Test and Maintain Soils
Once accomplished, due to the higher quantities being taken off, unless soils that provide excellent yields are then continually maintained to meet the standards for those high production levels, they will soon lose that top potential, which results in a decline of both excellent quality and production levels.

This approach to fertility is designed to help define those foundational concepts that are needed to grow the best trees of any type. Furthermore, building and maintaining those foundational levels provides the basic key to more successful improvements and helps avoid the “guesswork” that is so often used for tree crop production.

Test this for yourself. Check areas of poor, good and best production and compare nutrient levels. A proper soil analysis should not just provide a set of numbers and fertilizer recommendations; it should also provide growers with the correct nutrient guidelines, and the best producing areas should be closest to those guidelines and the worst the furthest away. As those not doing as well are brought closer into line with the ideal, that should be when better results are becoming more and more evident.

Growers need to know what works, not what they hear will or will not work. How can that be accomplished? Set up some simple testing to see for yourself.

In the middle 1990s, the two top managers for a large almond producer attended one of our five-day soil quality presentations. They became convinced that they needed to do more testing and started to implement those plans immediately after getting back on the job.

Recommendations were made for all the areas. During the next visit, it was pointed out that because of all the expense involved, new plantings were not being fertilized until just prior to the year they were expected to start profitably producing nuts. But from the points that were made at the soil quality course, they were able to convince the administration this was not the proper approach.

While visiting their operations the next year and looking at various blocks of young trees, a comment was made that even though fertilizer was applied, due to budget constraints, the prescribed amount of sulfur had not been used.

After explaining why sulfur was needed in that minimum specified amount to promote not only more leaf, but by caliper measurement (even 25% more trunk growth per year as compared to young trees that did not receive the prescribed amount), they set up trials on several blocks that year. The very next year, the first places we visited were those blocks. Not only did they get the measured trunk growth, but the treated trees had an estimated 30% more leaves as well.
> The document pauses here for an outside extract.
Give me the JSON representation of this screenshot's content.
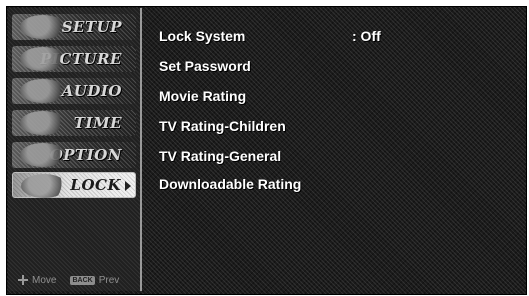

There is a cause for every effect. The question is, can the true cause be determined, and if so, can it be economically fixed? Generally, nutrient levels from the less productive areas should be quite different from those with higher production. If they are not, there is something wrong somewhere. Many times, it has to do with the methods used for taking the soil samples. Most samples are taken too deep to properly evaluate what can be done for immediate treatments to economically make a difference in production levels, soil health and wood strength.
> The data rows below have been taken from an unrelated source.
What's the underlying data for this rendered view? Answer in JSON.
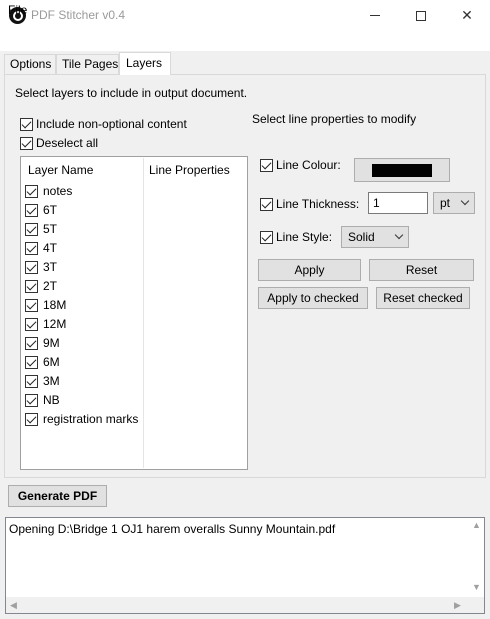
{
  "window": {
    "title": "PDF Stitcher v0.4"
  },
  "menu": {
    "file": "File"
  },
  "tabs": [
    "Options",
    "Tile Pages",
    "Layers"
  ],
  "layers_tab": {
    "instruction": "Select layers to include in output document.",
    "include_non_optional": "Include non-optional content",
    "deselect_all": "Deselect all",
    "columns": [
      "Layer Name",
      "Line Properties"
    ],
    "layers": [
      "notes",
      "6T",
      "5T",
      "4T",
      "3T",
      "2T",
      "18M",
      "12M",
      "9M",
      "6M",
      "3M",
      "NB",
      "registration marks"
    ],
    "line_props_heading": "Select line properties to modify",
    "line_colour_label": "Line Colour:",
    "line_colour_value": "#000000",
    "line_thickness_label": "Line Thickness:",
    "line_thickness_value": "1",
    "unit_value": "pt",
    "line_style_label": "Line Style:",
    "line_style_value": "Solid",
    "apply": "Apply",
    "reset": "Reset",
    "apply_checked": "Apply to checked",
    "reset_checked": "Reset checked"
  },
  "generate": "Generate PDF",
  "log": "Opening D:\\Bridge 1 OJ1 harem overalls Sunny Mountain.pdf"
}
Due to space limitations, that must be a topic for another time, but if you want to consider soil sampling more closely, you can download the information and instructions for soil sampling from our website, www.kinseyag.com, or call our office at 573-683-3880 to obtain that information by mail.
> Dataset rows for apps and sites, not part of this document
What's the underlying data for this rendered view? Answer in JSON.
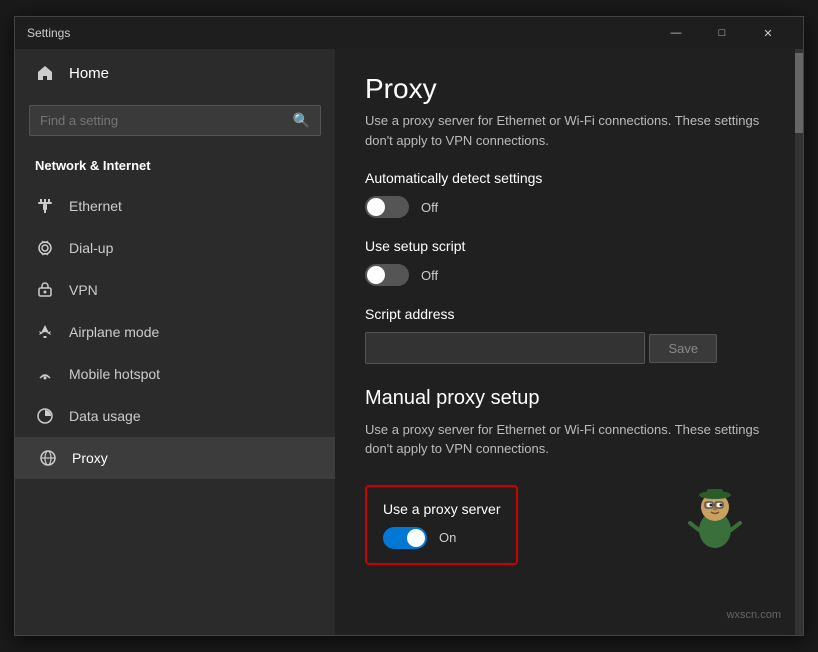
{
  "window": {
    "title": "Settings",
    "controls": {
      "minimize": "—",
      "maximize": "□",
      "close": "✕"
    }
  },
  "sidebar": {
    "home_label": "Home",
    "search_placeholder": "Find a setting",
    "nav_section_title": "Network & Internet",
    "nav_items": [
      {
        "id": "ethernet",
        "label": "Ethernet",
        "icon": "ethernet"
      },
      {
        "id": "dialup",
        "label": "Dial-up",
        "icon": "dialup"
      },
      {
        "id": "vpn",
        "label": "VPN",
        "icon": "vpn"
      },
      {
        "id": "airplane",
        "label": "Airplane mode",
        "icon": "airplane"
      },
      {
        "id": "hotspot",
        "label": "Mobile hotspot",
        "icon": "hotspot"
      },
      {
        "id": "datausage",
        "label": "Data usage",
        "icon": "datausage"
      },
      {
        "id": "proxy",
        "label": "Proxy",
        "icon": "proxy",
        "active": true
      }
    ]
  },
  "main": {
    "title": "Proxy",
    "auto_section_desc": "Use a proxy server for Ethernet or Wi-Fi connections. These settings don't apply to VPN connections.",
    "auto_detect_label": "Automatically detect settings",
    "auto_detect_state": "Off",
    "setup_script_label": "Use setup script",
    "setup_script_state": "Off",
    "script_address_label": "Script address",
    "script_address_placeholder": "",
    "save_button_label": "Save",
    "manual_section_title": "Manual proxy setup",
    "manual_section_desc": "Use a proxy server for Ethernet or Wi-Fi connections. These settings don't apply to VPN connections.",
    "use_proxy_label": "Use a proxy server",
    "use_proxy_state": "On",
    "use_proxy_enabled": true
  },
  "watermark": "wxscn.com"
}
Neal Kinsey is president and senior consultant for Kinsey Agricultural Services. His experience concerning soil fertility for tree crops includes more than 25 years in working with some of the largest tree crop growers here on the West Coast, with clients in Mexico and Central America as well as other parts of the U.S., Europe, Africa, Australia and New Zealand. Principal tree crops include almonds, walnuts, apples, citrus of all types, pecans, avocadoes, coffee, plums, peaches, olives, macadamias, mangos and pistachios.